The opposition in the congressional investigation of Iran-Contra put out a minority report in 1987, but today that is no longer necessary. Opponents of the committee have multiple platforms and opportunities to spin a different tale that undercuts the power that the official findings will have.
The broader national culture seems to be incapable of staying focused on issues for long, and thus the forces that will check the impact of the report stem from that. In our short attention span, everything must be new and fresh; we push the media from one issue to the other — and much of the news media happily oblige — with the lightning speed of TV commercials.
The Watergate scandal was the story that defined much of the period between 1972 and 1974, but for many Americans January 6 has just become one other thing among many that happened in the chaos of our era.
Demystifying Donald Trump: A Response to a Trump-Leading Attorney General’s Big Lie on Election Correlations
Finally, Attorney General Merrick Garland now faces a politically perilous decision of whether to indict Trump, especially since he is now officially one of President Joe Biden’s campaign opponents in 2024. Garland has appointed a special counsel, Jack Smith, who is overseeing the investigations of Trump and will make recommendation s.
The question is whether the report will push Garland to take action to ensure accountability, rather than focusing on the concerns of the electorate.
The January 6 report is a stress test for the problematic state of our democracy. It is not very likely that the basic dynamics will be changed.
On Dec. 27, 2020, more than six weeks after losing re-election, an infuriated President Donald Trump telephoned his acting attorney general, Jeffrey Rosen. The resignation of the attorney general less than a month later was a sign that he had been lied to by Mr. Trump about the election fraud claims.
Even for a president who had abuse his power multiple times, it’s remarkable. The acting attorney general and his deputy were told that Mr. Trump’s claims of fraud were false, and he told them to lie about it.
We consider the attack on the Capitol to be unremarkable, even banal, since we know that Mr. Trump had lied when he claimed that the American people could not rely on elections to ensure the peaceful transfer of power. But Americans shouldn’t lose sight of how this behavior indicts the former president, and not just the former president but the Republican members of Congress whom he knew would go along with his big lie.

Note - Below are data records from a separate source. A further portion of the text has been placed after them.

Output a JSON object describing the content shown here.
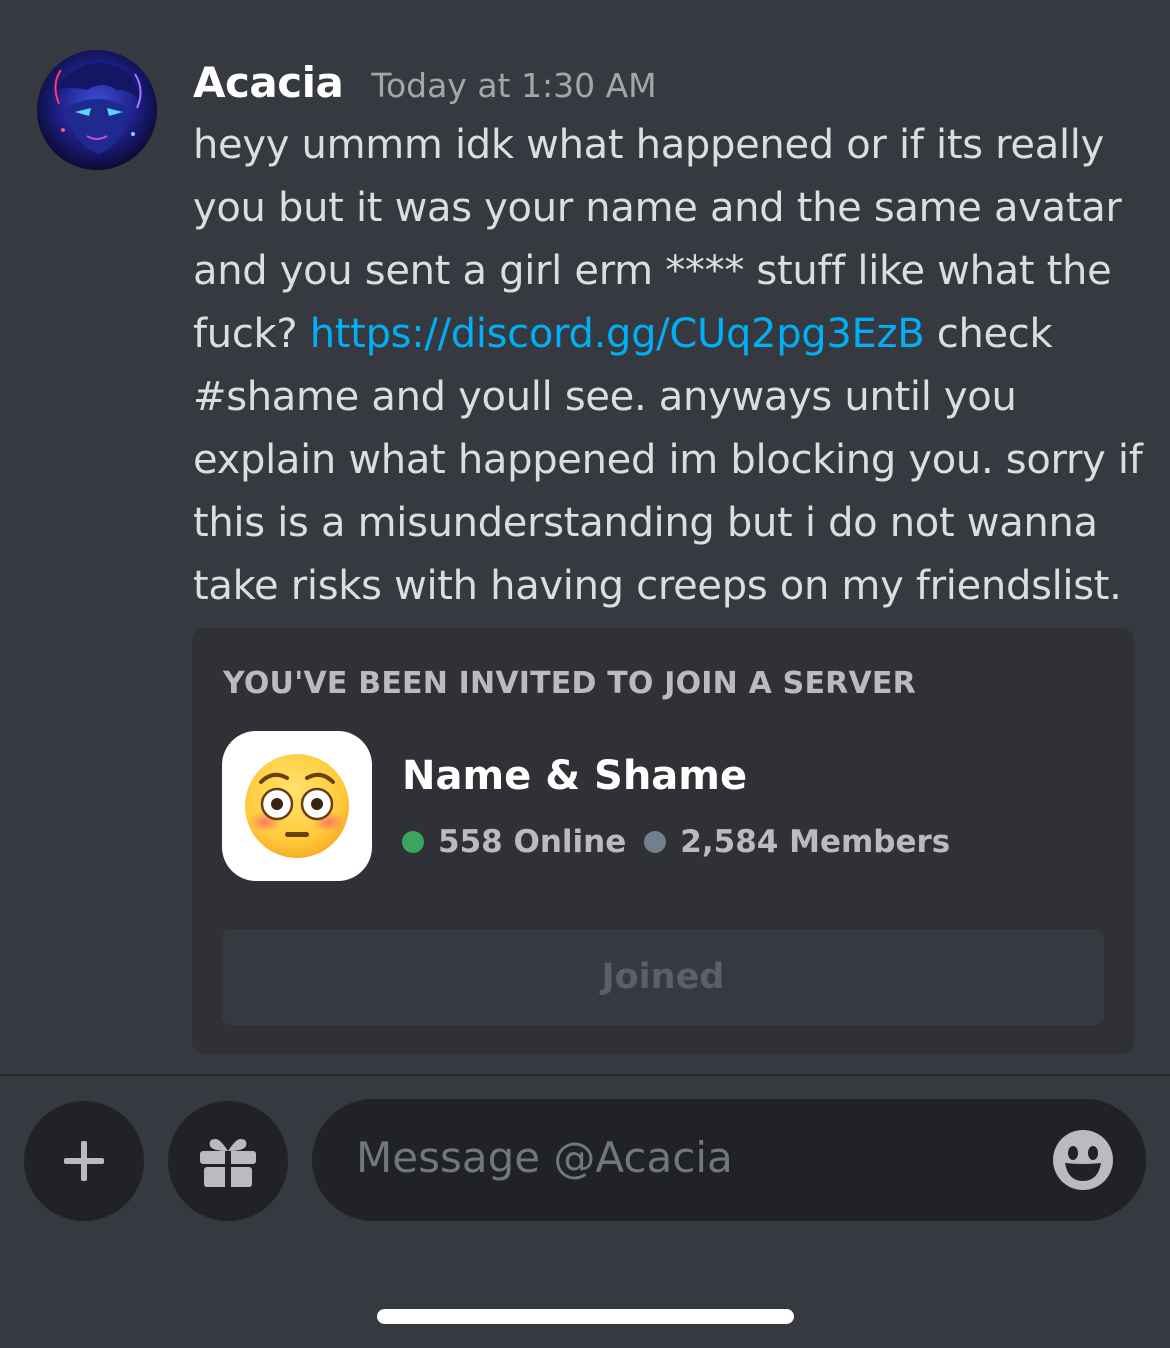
{
  "message": {
    "author": "Acacia",
    "timestamp": "Today at 1:30 AM",
    "text_before_link": "heyy ummm idk what happened or if its really you but it was your name and the same avatar and you sent a girl erm **** stuff like what the fuck? ",
    "link": "https://discord.gg/CUq2pg3EzB",
    "text_after_link": " check #shame and youll see. anyways until you explain what happened im blocking you. sorry if this is a misunderstanding but i do not wanna take risks with having creeps on my friendslist.",
    "avatar_icon": "anime-avatar-icon"
  },
  "invite": {
    "heading": "YOU'VE BEEN INVITED TO JOIN A SERVER",
    "server_name": "Name & Shame",
    "server_icon": "flushed-face-icon",
    "online": "558 Online",
    "members": "2,584 Members",
    "button_label": "Joined"
  },
  "composer": {
    "placeholder": "Message @Acacia",
    "add_icon": "plus-icon",
    "gift_icon": "gift-icon",
    "emoji_icon": "smiley-icon"
  },
  "colors": {
    "background": "#36393f",
    "card": "#2f3136",
    "link": "#00aff4",
    "online": "#3ba55d",
    "members": "#747f8d"
  }
}
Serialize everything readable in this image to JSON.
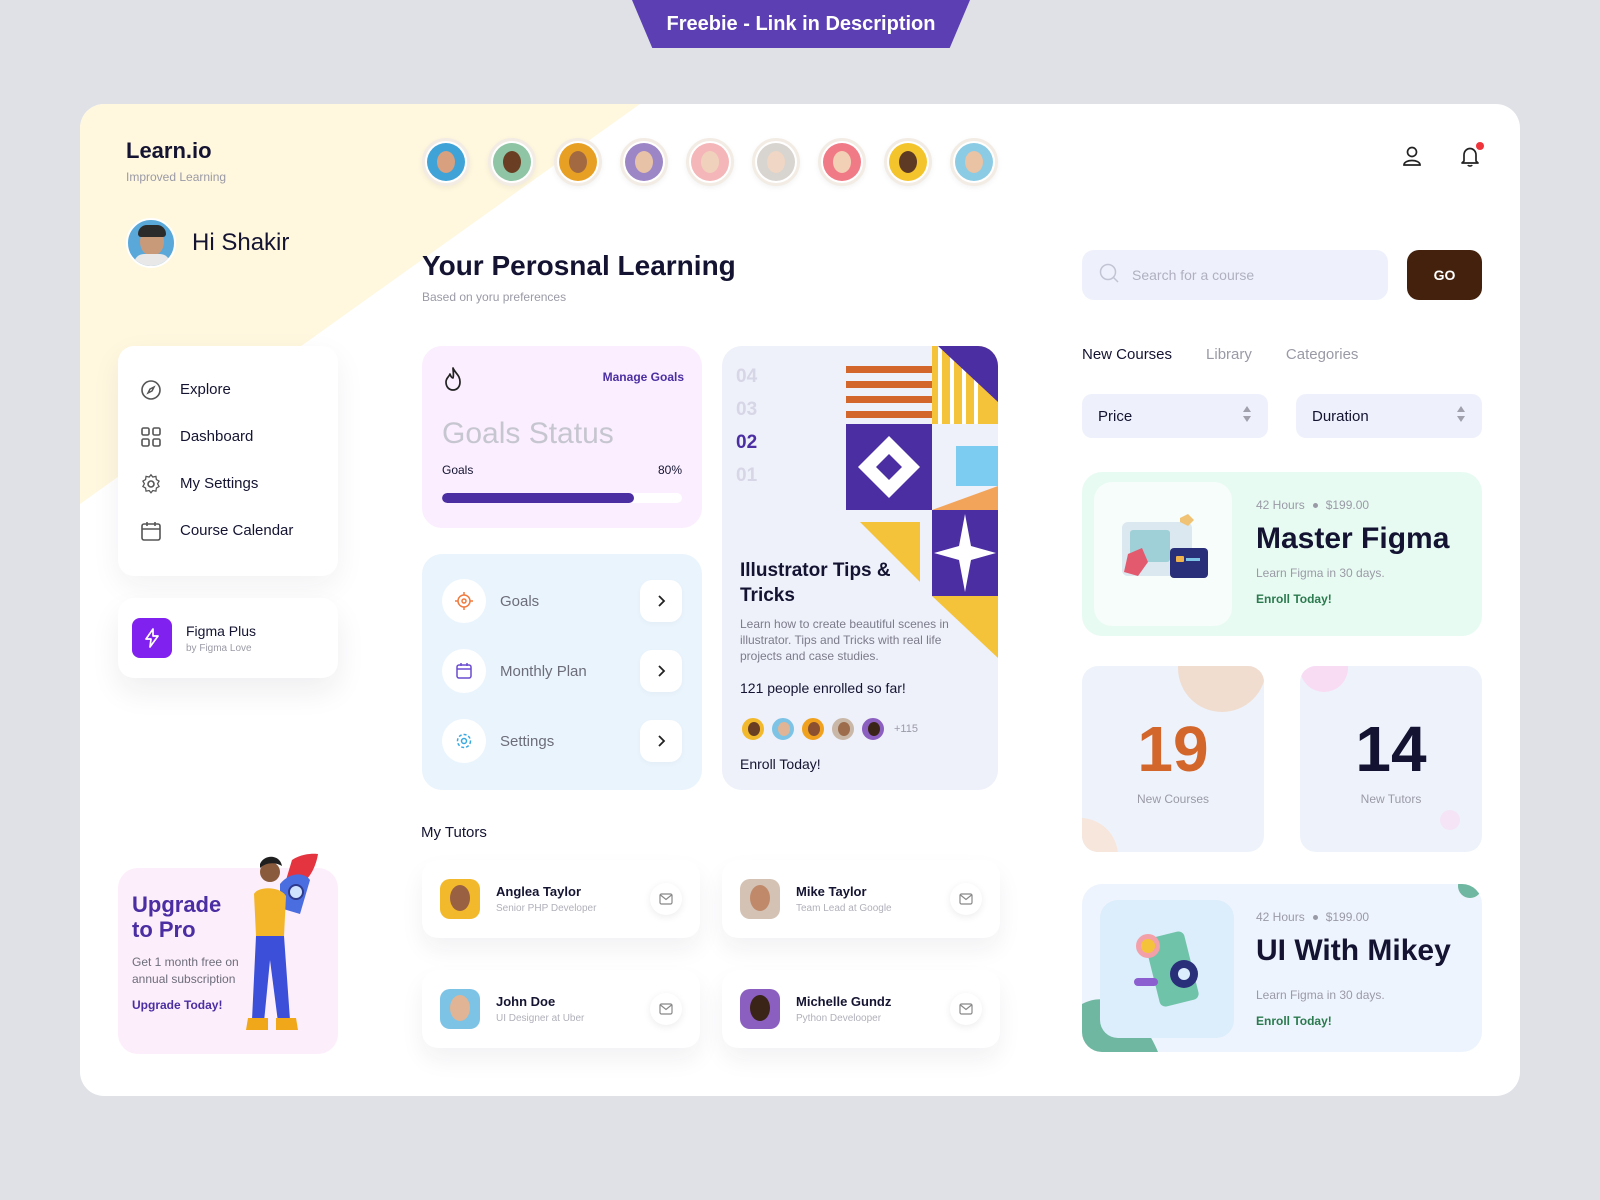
{
  "banner": "Freebie - Link in Description",
  "brand": {
    "name": "Learn.io",
    "tagline": "Improved Learning"
  },
  "user": {
    "greeting": "Hi Shakir"
  },
  "menu": [
    {
      "label": "Explore",
      "icon": "compass-icon"
    },
    {
      "label": "Dashboard",
      "icon": "grid-icon"
    },
    {
      "label": "My Settings",
      "icon": "gear-icon"
    },
    {
      "label": "Course Calendar",
      "icon": "calendar-icon"
    }
  ],
  "plus": {
    "title": "Figma Plus",
    "subtitle": "by Figma Love"
  },
  "upgrade": {
    "title": "Upgrade to Pro",
    "text": "Get 1 month free on annual subscription",
    "link": "Upgrade Today!"
  },
  "page": {
    "title": "Your Perosnal Learning",
    "subtitle": "Based on yoru preferences"
  },
  "goals": {
    "manage": "Manage Goals",
    "title": "Goals Status",
    "label": "Goals",
    "percent_text": "80%",
    "progress": 0.8
  },
  "plans": [
    {
      "label": "Goals",
      "icon": "target-icon",
      "color": "#f07b3f"
    },
    {
      "label": "Monthly Plan",
      "icon": "calendar-icon",
      "color": "#6a4bd1"
    },
    {
      "label": "Settings",
      "icon": "gear-icon",
      "color": "#38a8e0"
    }
  ],
  "featured": {
    "numbers": [
      "04",
      "03",
      "02",
      "01"
    ],
    "active": "02",
    "title": "Illustrator Tips & Tricks",
    "description": "Learn how to create beautiful scenes in illustrator. Tips and Tricks with real life projects and case studies.",
    "enrolled": "121 people enrolled so far!",
    "more": "+115",
    "cta": "Enroll Today!"
  },
  "tutors": {
    "heading": "My Tutors",
    "items": [
      {
        "name": "Anglea Taylor",
        "role": "Senior PHP Developer"
      },
      {
        "name": "Mike Taylor",
        "role": "Team Lead at Google"
      },
      {
        "name": "John Doe",
        "role": "UI Designer at Uber"
      },
      {
        "name": "Michelle Gundz",
        "role": "Python Develooper"
      }
    ]
  },
  "search": {
    "placeholder": "Search for a course",
    "button": "GO"
  },
  "tabs": [
    "New Courses",
    "Library",
    "Categories"
  ],
  "filters": {
    "price": "Price",
    "duration": "Duration"
  },
  "courses": [
    {
      "hours": "42 Hours",
      "price": "$199.00",
      "title": "Master Figma",
      "subtitle": "Learn Figma in 30 days.",
      "cta": "Enroll Today!"
    },
    {
      "hours": "42 Hours",
      "price": "$199.00",
      "title": "UI With Mikey",
      "subtitle": "Learn Figma in 30 days.",
      "cta": "Enroll Today!"
    }
  ],
  "stats": [
    {
      "value": "19",
      "label": "New Courses"
    },
    {
      "value": "14",
      "label": "New Tutors"
    }
  ],
  "colors": {
    "primary": "#4b2ea2",
    "accent_orange": "#d3662b",
    "go_button": "#43210c"
  }
}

The firm’s findings also refuted some of Trump’s voting conspiracies, including the identities of dead people used to vote and Dominion voting systems used to manipulate the outcome, the paper reported.

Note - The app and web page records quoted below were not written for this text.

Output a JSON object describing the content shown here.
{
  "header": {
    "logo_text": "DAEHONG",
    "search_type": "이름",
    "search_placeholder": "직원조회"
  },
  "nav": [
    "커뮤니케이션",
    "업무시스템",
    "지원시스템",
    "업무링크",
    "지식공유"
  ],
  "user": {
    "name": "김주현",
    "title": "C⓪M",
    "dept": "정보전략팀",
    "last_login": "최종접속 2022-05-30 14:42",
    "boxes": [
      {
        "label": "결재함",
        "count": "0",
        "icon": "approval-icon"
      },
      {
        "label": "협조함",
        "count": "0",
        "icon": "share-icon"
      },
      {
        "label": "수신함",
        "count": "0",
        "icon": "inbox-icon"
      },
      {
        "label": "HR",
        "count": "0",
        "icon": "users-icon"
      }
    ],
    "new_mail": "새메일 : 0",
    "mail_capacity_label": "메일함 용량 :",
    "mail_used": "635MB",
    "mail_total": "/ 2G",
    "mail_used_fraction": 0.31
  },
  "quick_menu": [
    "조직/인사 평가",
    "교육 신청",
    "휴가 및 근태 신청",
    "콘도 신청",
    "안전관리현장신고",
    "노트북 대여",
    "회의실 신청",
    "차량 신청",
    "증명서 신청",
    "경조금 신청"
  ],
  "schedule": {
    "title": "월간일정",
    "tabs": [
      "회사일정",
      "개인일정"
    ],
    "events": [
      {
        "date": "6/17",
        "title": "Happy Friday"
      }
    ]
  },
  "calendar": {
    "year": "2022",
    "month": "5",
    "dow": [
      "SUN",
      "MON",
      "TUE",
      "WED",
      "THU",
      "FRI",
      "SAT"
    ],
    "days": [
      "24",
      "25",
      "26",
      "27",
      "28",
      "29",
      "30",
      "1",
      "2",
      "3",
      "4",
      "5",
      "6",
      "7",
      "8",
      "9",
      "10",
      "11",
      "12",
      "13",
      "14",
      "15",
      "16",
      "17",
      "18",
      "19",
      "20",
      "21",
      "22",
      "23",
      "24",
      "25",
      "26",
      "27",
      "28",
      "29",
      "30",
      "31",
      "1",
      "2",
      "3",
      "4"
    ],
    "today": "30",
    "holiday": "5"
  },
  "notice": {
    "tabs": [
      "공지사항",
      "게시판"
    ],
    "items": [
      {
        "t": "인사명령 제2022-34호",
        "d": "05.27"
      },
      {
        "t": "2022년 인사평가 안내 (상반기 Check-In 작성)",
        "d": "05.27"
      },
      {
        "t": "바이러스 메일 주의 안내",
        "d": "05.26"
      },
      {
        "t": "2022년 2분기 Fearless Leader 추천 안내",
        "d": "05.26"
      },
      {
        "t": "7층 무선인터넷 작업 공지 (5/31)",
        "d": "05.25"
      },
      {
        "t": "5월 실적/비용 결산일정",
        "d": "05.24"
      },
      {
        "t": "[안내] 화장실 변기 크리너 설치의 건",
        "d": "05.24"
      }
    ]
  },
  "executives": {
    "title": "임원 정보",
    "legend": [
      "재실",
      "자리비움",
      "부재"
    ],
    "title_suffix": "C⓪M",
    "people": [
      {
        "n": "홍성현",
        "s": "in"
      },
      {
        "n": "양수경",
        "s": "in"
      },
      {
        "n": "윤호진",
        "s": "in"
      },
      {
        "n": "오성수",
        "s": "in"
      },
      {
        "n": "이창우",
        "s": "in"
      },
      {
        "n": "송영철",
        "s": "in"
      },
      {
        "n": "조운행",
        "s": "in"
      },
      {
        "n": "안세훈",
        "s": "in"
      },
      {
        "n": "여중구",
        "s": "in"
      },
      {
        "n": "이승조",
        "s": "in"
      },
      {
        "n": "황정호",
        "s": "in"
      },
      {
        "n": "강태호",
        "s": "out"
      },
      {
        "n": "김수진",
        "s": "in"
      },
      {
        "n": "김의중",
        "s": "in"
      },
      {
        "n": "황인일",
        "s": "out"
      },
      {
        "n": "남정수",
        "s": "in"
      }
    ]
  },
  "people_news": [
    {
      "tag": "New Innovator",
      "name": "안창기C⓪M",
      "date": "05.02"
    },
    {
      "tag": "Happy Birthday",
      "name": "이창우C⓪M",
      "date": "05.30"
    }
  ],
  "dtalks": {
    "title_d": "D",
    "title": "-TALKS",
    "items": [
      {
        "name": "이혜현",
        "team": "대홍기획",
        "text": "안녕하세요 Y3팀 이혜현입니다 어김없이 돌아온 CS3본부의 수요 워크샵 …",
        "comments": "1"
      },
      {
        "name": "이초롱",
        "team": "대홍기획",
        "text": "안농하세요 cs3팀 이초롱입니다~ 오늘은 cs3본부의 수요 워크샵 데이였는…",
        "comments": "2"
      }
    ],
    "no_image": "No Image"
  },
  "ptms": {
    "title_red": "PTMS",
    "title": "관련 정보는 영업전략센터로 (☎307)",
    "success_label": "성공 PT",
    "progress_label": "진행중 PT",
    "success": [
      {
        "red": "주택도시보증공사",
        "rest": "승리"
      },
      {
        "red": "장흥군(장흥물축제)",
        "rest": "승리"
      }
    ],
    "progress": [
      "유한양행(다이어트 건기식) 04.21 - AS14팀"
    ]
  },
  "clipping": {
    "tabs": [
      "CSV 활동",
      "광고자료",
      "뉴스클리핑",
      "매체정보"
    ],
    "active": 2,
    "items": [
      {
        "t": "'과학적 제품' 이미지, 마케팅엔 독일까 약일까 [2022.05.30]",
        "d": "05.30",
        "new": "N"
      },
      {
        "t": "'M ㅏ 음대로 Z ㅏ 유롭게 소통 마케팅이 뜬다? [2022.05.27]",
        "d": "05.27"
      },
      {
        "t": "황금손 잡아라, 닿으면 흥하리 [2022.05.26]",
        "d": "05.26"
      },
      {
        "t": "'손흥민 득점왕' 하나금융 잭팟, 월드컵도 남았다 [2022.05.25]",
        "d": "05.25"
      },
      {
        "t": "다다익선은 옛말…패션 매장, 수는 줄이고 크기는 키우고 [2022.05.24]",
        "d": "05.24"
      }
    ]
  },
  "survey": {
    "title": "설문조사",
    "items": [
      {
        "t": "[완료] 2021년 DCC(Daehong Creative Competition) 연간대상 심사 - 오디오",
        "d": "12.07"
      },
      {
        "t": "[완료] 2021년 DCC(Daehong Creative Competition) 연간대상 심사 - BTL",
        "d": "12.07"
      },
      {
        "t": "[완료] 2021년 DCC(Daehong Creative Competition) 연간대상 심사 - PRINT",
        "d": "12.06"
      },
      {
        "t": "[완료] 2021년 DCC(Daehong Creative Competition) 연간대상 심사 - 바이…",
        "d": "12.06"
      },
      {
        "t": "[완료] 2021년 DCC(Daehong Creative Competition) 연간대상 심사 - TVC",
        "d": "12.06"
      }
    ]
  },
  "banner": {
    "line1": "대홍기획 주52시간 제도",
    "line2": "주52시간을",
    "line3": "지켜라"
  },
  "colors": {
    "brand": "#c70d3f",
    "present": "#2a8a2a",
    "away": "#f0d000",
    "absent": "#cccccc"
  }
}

A source told the publication that the campaign team wanted about a dozen claims tested, after the Berkeley Research Group was commissioned to look into voting data from six states. People familiar with the matter told the publication that the findings were never released and did not match what the team hoped for.
The research was conducted in the last weeks of 2020 and before the January 6 US Capitol attack, according to the Post. Two sources told CNN that the House January 6 committee looking into the role Trump played in inciting the insurrection did not know about the firm’s work. Trump has continued to repeat his election lies as he focuses on his 2024 White House bid.
CNN previously reported that following two years of advice from allies and advisers to stop exhaustively relitigating the 2020 election, his first rally late last month showed an attempted forward-driven message of what he would aim to accomplish with a second term.
One source close to the former president said his proclivity for focusing on the 2020 election will be difficult to break, because he still often hears from members of his base who believe so.
Despite the defeat of some Trump-backed candidates who lied about the legitimacy of the 2020 election, Trump does not believe their losses are tied to their election lies, said another adviser.